CHIP: What to know about the Children's Health Insurance Program
Funding for a health insurance program for children became front and center as lawmakers struggled to reach deals to keep the government funded in 2018.
The federal funds for the Children’s Health Insurance Program (CHIP) expired at the end of September, and a permanent solution had not been passed by the beginning of this year.
However, the Senate reached a budget agreement Wednesday that reportedly funds the program for 10 years.
Here’s a look at the CHIP program and what it does.
What is it?
Created in 1997, the Children’s Health Insurance Program (CHIP) is low-cost insurance for families with incomes too high for Medicaid but potentially too low to afford private insurance plans.
CHIP covers routine check-ups, doctor visits, prescriptions, emergency services and hospital care, among other things, according to HealthCare.gov.
Every state has a CHIP program, but the rules and qualifications vary state by state.
Nearly 9 million children in the U.S. were enrolled in the CHIP program for the fiscal year 2016, according to research from the Kaiser Family Foundation (KFF).
What’s going on with its funding?
The program expired on Sept. 30, and a short-term funding extension was passed by Congress shortly before Christmas.
Many states have nearly exhausted their funds.
“Some families have already been informed or received notice that their children’s coverage could be reduced in the future,” Samantha Artiga, an analyst at KFF, told Fox News earlier this year. “Already families are feeling a lot of worry, concern and stress right now – particularly families with children who have ongoing health conditions who rely on insurance for treatments to keep them healthy and give them the care that they need.”
Artiga added that the earlier uncertainty around CHIP funding presented administrative and economic headaches for states that try to plan for the program’s future in an “uncertain environment.”
What have healthcare experts said about it?
“Without this program, these children are caught in a dangerous gap that would deny them access to needed care,” the Council for Affordable Health Coverage President Joel White told Fox News. “Every day that CHIP remains without a long-term reauthorization is a day that access to health care is threatened for the most deserving and vulnerable among us.”
During the budget talks, White urged lawmakers to vote for a spending bill that included the funding.
Every day that CHIP remains without a long-term reauthorization is a day that access to health care is threatened for the most deserving and vulnerable among us.
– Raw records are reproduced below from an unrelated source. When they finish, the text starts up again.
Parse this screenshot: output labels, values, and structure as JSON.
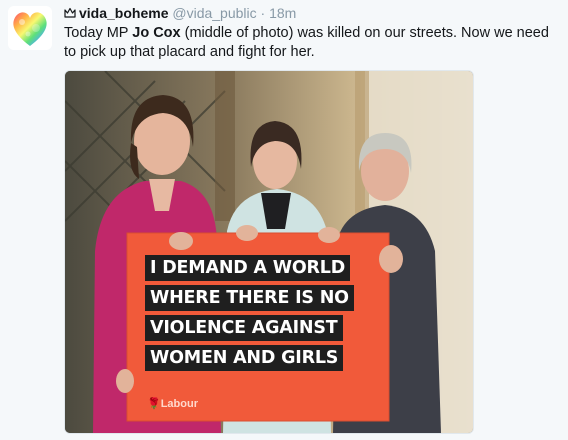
{
  "tweet": {
    "display_name": "vida_boheme",
    "handle": "@vida_public",
    "separator": "·",
    "time": "18m",
    "text_before": "Today MP ",
    "text_bold": "Jo Cox",
    "text_after": " (middle of photo) was killed on our streets. Now we need to pick up that placard and fight for her."
  },
  "media": {
    "placard_lines": [
      "I DEMAND A WORLD",
      "WHERE THERE IS NO",
      "VIOLENCE AGAINST",
      "WOMEN AND GIRLS"
    ],
    "party_logo_text": "Labour",
    "placard_color": "#f15a3a"
  },
  "icons": {
    "crown": "crown-icon",
    "avatar": "rainbow-heart-avatar"
  }
}
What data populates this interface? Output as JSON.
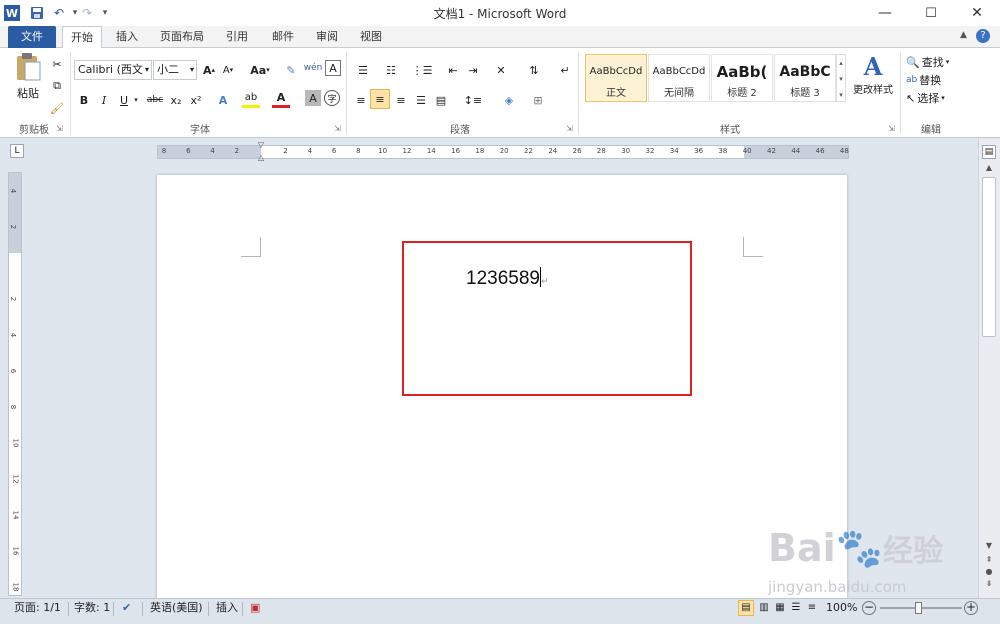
{
  "window": {
    "title": "文档1 - Microsoft Word",
    "controls": {
      "minimize": "—",
      "maximize": "☐",
      "close": "✕"
    }
  },
  "quick_access": {
    "word_logo": "W",
    "save": "💾",
    "undo": "↶",
    "redo": "↷",
    "customize": "▾"
  },
  "tabs": [
    "文件",
    "开始",
    "插入",
    "页面布局",
    "引用",
    "邮件",
    "审阅",
    "视图"
  ],
  "active_tab": "开始",
  "ribbon": {
    "clipboard": {
      "label": "剪贴板",
      "paste": "粘贴"
    },
    "font": {
      "label": "字体",
      "font_name": "Calibri (西文",
      "font_size": "小二",
      "grow": "A",
      "shrink": "A",
      "case": "Aa",
      "bold": "B",
      "italic": "I",
      "underline": "U",
      "strike": "abc",
      "subscript": "x₂",
      "superscript": "x²"
    },
    "paragraph": {
      "label": "段落"
    },
    "styles": {
      "label": "样式",
      "items": [
        {
          "sample": "AaBbCcDd",
          "name": "正文"
        },
        {
          "sample": "AaBbCcDd",
          "name": "无间隔"
        },
        {
          "sample": "AaBb(",
          "name": "标题 2"
        },
        {
          "sample": "AaBbC",
          "name": "标题 3"
        }
      ],
      "change_styles": "更改样式"
    },
    "editing": {
      "label": "编辑",
      "find": "查找",
      "replace": "替换",
      "select": "选择"
    }
  },
  "ruler": {
    "numbers": [
      "8",
      "6",
      "4",
      "2",
      "",
      "2",
      "4",
      "6",
      "8",
      "10",
      "12",
      "14",
      "16",
      "18",
      "20",
      "22",
      "24",
      "26",
      "28",
      "30",
      "32",
      "34",
      "36",
      "38",
      "40",
      "42",
      "44",
      "46",
      "48"
    ]
  },
  "vruler": {
    "numbers": [
      "4",
      "2",
      "",
      "2",
      "4",
      "6",
      "8",
      "10",
      "12",
      "14",
      "16",
      "18"
    ]
  },
  "document": {
    "text": "1236589",
    "para_mark": "↵",
    "highlight_color": "#e02020"
  },
  "statusbar": {
    "page": "页面: 1/1",
    "words": "字数: 1",
    "language": "英语(美国)",
    "mode": "插入",
    "zoom": "100%"
  },
  "watermark": {
    "brand": "Bai",
    "brand2": "经验",
    "url": "jingyan.baidu.com"
  }
}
“Senate Democrats have rightfully advocated for CHIP funding in recent months, and it would be the height of hypocrisy for them to oppose a spending bill with this included now.”
Joan Alker, the executive director of Georgetown University’s Center for Children & Families, argued that Congress should pass CHIP reauthorization as a standalone bill so its future is not in limbo every few years.
“What’s especially frustrating is that there’s no disagreement on the policy,” Alker told Fox News, adding that lawmakers on both sides of the aisle support funding CHIP. “It’s become a bargaining chip.”
“The right thing to do would be to take CHIP out of [the] political fight and pass it by itself,” she said.
What has Trump said?
Trump urged lawmakers to make CHIP “part of a long-term solution, not a 30-day, or short-term, extension,” in a tweet last month.
The Associated Press contributed to this report.